--- Records shown ---

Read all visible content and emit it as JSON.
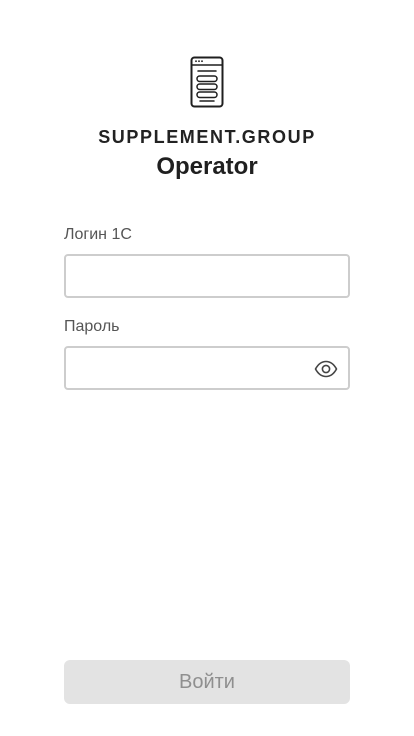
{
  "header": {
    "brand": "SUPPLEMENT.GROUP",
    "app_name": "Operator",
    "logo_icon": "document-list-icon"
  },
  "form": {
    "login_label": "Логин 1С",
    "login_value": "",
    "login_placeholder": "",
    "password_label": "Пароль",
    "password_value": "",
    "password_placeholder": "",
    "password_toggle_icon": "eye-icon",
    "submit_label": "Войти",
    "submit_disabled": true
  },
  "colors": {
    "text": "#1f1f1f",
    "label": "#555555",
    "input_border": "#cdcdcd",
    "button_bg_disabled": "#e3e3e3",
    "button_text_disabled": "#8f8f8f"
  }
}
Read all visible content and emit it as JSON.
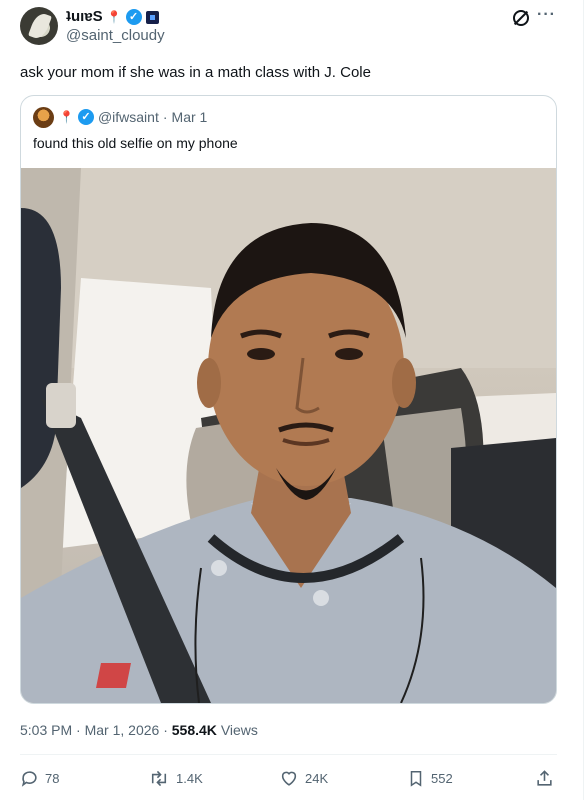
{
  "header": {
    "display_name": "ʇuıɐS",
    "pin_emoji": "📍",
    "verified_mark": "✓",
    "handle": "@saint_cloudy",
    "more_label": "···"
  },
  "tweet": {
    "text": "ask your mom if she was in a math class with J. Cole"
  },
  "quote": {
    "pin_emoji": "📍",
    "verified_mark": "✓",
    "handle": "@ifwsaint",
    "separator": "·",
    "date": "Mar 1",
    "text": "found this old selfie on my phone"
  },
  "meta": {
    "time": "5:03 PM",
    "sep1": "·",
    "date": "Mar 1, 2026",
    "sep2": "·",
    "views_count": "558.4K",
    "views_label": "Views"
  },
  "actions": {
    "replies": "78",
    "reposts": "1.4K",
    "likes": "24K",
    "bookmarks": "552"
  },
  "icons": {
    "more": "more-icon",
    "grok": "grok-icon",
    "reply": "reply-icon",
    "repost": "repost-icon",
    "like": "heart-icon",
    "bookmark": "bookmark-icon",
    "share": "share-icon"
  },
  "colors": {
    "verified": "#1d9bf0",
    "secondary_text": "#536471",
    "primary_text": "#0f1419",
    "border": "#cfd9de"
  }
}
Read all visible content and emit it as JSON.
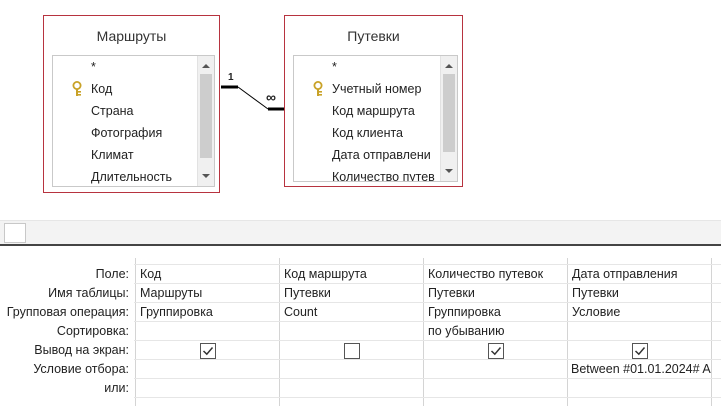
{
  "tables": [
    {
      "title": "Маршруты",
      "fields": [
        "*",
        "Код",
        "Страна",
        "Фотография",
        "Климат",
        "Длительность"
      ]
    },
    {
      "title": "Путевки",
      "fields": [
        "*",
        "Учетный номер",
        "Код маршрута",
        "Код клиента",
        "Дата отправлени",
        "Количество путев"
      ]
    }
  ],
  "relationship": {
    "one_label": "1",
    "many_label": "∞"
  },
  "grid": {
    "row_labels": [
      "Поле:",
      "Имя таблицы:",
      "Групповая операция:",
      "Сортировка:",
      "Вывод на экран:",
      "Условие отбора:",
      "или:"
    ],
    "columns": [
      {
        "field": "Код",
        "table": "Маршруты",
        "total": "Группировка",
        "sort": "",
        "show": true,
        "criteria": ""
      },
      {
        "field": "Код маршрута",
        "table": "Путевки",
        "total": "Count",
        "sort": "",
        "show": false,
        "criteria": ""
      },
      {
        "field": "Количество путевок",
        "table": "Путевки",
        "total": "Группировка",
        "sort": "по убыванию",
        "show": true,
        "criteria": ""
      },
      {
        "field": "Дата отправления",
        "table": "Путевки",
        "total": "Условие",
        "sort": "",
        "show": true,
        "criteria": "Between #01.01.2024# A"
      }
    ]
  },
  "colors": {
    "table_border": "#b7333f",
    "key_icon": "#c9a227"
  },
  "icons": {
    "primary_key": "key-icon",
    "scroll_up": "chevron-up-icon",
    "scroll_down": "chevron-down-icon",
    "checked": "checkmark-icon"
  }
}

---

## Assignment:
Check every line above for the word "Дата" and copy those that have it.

## Response for this exercise:
        "Дата отправлени",
        "field": "Дата отправления",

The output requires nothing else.